Stored records:
..........

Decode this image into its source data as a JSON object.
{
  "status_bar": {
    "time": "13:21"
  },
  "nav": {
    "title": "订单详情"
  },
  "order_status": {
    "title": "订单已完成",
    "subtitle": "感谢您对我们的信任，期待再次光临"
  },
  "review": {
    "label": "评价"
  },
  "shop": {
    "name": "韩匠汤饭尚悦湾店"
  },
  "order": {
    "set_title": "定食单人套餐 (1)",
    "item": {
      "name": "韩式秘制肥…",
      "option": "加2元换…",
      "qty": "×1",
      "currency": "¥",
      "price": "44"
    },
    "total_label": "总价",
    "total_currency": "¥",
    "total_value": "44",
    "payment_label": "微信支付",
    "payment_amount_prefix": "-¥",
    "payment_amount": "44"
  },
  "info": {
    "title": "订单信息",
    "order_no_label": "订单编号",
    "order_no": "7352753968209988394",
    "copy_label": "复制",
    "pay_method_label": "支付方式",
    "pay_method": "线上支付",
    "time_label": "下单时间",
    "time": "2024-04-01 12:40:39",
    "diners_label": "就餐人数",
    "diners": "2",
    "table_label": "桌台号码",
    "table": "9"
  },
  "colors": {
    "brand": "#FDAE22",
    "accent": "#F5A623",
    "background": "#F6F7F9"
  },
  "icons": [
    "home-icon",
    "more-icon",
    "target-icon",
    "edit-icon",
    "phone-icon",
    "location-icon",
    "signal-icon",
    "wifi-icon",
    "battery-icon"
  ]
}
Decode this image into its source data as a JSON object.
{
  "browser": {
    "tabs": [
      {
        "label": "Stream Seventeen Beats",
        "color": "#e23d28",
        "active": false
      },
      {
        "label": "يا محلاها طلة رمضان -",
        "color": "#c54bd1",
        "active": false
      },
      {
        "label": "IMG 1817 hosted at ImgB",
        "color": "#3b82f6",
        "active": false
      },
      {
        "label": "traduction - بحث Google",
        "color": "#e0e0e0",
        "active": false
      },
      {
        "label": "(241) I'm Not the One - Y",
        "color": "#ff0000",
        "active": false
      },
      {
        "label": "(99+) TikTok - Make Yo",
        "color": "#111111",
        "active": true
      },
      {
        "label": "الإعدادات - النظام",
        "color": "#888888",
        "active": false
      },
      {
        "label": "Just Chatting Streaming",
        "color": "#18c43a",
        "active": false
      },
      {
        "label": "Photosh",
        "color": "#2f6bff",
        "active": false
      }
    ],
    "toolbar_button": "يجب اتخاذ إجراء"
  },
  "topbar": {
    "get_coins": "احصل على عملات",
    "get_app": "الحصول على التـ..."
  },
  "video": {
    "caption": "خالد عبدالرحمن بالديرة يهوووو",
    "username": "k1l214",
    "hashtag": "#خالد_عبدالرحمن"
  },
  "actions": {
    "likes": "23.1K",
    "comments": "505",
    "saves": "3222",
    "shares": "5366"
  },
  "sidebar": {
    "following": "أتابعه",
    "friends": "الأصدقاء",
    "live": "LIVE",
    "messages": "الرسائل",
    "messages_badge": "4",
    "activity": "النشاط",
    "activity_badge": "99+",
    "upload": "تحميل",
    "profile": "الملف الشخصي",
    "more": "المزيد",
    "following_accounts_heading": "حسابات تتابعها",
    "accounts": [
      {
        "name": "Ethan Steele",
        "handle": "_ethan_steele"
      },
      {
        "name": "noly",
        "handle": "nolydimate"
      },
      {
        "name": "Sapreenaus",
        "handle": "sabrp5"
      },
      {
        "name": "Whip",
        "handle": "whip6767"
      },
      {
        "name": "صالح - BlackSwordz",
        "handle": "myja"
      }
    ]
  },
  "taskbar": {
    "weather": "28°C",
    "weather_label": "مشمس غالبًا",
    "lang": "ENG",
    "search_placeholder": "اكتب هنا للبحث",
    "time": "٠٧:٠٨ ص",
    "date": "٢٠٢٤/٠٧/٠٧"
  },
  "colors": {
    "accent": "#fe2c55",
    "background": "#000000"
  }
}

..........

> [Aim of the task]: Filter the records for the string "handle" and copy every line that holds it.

> [Answer space]:
        "handle": "_ethan_steele"
        "handle": "nolydimate"
        "handle": "sabrp5"
        "handle": "whip6767"
        "handle": "myja"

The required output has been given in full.